Vladyslav* first tested positive for HIV in late 2012. At the time of his diagnosis, his immune system was already extremely compromised, which placed him at risk for numerous opportunistic infections. Of particular concern to Vladyslav was the fact that his wife was infected with tuberculosis (TB).
When Vladyslav developed a cough that persisted for more than three weeks, he visited his infectious disease specialist, who discovered that Vladyslav had also been suffering from a low-grade fever. Recognizing these symptoms, Vladyslav’s doctor suspected TB.
Vladyslav underwent testing, which confirmed inflammation and TB. He was immediately referred to a TB specialist who confirmed Vladyslav’s diagnosis and started him on anti-TB medications and antiretroviral treatment, effectively saving his life.
Improving access to HIV/TB services for patients like Vladyslav is one of the primary goals of the USAID-funded Strengthening Tuberculosis Control in Ukraine project (STbCU). The project promotes rapid clinical screening and accurate laboratory diagnosis of TB. It aims to establish effective referrals and integrate services such as TB prophylaxis, TB treatment and antiretroviral treatment.
The project also works to improve broader aspects of TB care, making health-care workers alert to the risks of TB in their patients (especially HIV-positive patients), training health-care professionals on clinical signs and symptoms of TB, and promoting high levels of treatment adherence among TB patients.
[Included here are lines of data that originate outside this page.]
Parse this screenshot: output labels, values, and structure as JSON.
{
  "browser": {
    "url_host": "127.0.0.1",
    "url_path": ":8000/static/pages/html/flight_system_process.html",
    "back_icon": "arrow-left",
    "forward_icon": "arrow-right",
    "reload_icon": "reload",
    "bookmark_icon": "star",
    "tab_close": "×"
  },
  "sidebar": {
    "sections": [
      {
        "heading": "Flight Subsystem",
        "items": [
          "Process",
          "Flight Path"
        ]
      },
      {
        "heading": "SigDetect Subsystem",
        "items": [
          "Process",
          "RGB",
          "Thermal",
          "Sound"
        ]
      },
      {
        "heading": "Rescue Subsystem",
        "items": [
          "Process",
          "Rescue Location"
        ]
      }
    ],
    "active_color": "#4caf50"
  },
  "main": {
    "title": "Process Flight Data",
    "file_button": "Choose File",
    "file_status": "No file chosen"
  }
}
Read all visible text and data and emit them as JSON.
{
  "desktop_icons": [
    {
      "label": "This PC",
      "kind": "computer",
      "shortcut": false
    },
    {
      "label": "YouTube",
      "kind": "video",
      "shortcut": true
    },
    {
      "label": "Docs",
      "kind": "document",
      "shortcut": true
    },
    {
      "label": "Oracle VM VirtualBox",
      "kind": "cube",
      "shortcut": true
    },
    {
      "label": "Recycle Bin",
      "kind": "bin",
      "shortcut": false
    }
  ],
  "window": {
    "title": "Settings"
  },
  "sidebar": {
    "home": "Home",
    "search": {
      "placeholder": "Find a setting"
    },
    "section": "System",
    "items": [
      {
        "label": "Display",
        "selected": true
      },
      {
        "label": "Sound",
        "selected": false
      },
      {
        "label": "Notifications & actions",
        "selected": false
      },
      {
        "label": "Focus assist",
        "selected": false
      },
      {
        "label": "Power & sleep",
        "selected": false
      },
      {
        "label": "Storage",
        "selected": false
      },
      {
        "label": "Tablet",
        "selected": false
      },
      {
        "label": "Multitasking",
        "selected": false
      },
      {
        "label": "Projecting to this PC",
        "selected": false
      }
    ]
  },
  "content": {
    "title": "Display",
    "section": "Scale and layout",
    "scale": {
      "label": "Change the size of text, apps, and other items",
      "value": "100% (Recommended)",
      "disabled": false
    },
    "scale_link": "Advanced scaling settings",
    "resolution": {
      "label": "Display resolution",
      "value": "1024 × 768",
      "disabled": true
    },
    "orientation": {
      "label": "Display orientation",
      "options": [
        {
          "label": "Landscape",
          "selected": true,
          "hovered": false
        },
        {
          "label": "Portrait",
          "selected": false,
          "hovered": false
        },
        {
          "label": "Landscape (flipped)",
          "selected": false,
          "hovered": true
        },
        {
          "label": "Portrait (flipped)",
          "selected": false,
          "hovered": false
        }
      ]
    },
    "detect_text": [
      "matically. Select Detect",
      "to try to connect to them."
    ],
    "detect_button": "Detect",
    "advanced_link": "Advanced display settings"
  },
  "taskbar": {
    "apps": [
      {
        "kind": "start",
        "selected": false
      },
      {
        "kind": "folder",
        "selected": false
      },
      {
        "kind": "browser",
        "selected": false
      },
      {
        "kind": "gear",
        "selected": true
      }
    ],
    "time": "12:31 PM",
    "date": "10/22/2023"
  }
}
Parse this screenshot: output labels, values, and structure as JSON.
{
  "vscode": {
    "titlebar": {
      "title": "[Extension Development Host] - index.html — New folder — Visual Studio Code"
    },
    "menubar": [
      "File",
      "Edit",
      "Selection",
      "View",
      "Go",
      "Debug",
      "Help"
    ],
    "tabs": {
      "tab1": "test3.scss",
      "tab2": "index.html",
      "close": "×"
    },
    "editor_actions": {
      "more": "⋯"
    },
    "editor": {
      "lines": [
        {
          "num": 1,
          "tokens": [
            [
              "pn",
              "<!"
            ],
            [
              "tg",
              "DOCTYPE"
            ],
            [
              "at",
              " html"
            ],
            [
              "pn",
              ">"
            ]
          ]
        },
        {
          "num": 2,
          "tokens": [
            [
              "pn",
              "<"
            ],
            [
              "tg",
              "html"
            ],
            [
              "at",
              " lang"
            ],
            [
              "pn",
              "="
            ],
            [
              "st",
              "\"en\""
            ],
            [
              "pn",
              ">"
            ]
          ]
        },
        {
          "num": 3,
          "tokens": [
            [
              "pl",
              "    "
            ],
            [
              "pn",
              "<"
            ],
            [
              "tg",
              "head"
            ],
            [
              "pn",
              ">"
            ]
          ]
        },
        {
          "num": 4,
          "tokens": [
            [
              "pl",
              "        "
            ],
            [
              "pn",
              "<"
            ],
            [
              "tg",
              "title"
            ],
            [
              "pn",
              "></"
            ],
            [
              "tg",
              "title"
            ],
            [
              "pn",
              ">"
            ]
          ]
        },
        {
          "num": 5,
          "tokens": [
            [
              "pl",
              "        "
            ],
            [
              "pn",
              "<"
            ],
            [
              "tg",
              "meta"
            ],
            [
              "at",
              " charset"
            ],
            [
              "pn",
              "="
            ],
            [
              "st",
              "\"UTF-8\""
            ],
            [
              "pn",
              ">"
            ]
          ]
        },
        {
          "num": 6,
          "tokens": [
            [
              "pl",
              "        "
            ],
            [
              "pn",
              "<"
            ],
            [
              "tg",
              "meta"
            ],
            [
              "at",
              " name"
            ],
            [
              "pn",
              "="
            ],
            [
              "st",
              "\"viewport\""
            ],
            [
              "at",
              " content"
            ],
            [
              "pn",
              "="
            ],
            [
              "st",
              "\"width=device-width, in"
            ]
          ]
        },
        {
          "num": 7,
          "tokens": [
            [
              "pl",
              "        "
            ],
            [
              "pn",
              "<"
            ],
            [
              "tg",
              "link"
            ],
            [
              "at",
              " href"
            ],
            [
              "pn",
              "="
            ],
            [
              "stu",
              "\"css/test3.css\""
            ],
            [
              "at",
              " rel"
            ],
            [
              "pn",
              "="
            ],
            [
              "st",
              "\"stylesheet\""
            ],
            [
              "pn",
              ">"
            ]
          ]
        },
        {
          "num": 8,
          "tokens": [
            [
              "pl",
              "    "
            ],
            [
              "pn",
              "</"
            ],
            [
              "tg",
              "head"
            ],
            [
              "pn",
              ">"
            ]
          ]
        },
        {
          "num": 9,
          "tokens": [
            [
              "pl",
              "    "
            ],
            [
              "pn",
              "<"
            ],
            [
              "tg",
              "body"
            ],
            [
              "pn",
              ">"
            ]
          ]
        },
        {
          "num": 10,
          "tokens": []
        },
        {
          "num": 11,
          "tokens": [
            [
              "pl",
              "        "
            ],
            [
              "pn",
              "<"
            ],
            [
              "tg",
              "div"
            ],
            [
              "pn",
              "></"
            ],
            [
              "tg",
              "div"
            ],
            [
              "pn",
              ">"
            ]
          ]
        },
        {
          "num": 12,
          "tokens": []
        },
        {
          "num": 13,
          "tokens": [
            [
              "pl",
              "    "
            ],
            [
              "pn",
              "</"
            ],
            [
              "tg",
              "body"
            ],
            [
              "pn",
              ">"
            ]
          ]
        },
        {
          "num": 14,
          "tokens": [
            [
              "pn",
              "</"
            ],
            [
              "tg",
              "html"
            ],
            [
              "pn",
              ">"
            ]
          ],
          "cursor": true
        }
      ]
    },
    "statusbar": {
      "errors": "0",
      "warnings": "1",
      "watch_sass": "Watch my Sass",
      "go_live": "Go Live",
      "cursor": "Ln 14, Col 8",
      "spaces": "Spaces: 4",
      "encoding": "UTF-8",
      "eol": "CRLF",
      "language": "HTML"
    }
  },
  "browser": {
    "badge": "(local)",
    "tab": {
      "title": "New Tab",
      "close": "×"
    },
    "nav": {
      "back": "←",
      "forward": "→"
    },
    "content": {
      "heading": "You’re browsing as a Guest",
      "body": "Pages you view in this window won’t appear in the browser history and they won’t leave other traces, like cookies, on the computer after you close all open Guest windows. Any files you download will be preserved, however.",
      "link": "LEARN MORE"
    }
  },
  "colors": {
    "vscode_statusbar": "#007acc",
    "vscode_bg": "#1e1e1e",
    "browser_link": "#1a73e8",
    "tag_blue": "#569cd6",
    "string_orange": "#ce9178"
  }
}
Quick diagnosis and stringent adherence to treatment give patients a better chance of treating tuberculosis. The USAID STbCU project, which runs from April 2012 through April 2017, helps doctors better identify this disease and provide more effective treatments for TB/HIV co-infected patients.
Thanks to the vigilant care and attention of his doctors, Vladyslav is following his TB drug regimen and is expected to finish the treatment successfully.
"I am grateful to the doctors for starting my treatment quickly and for their constant support," he said. "I don’t think I could make myself finish the entire TB treatment if it weren’t for them."
*Full name withheld for privacy reasons.
Last updated: March 17, 2015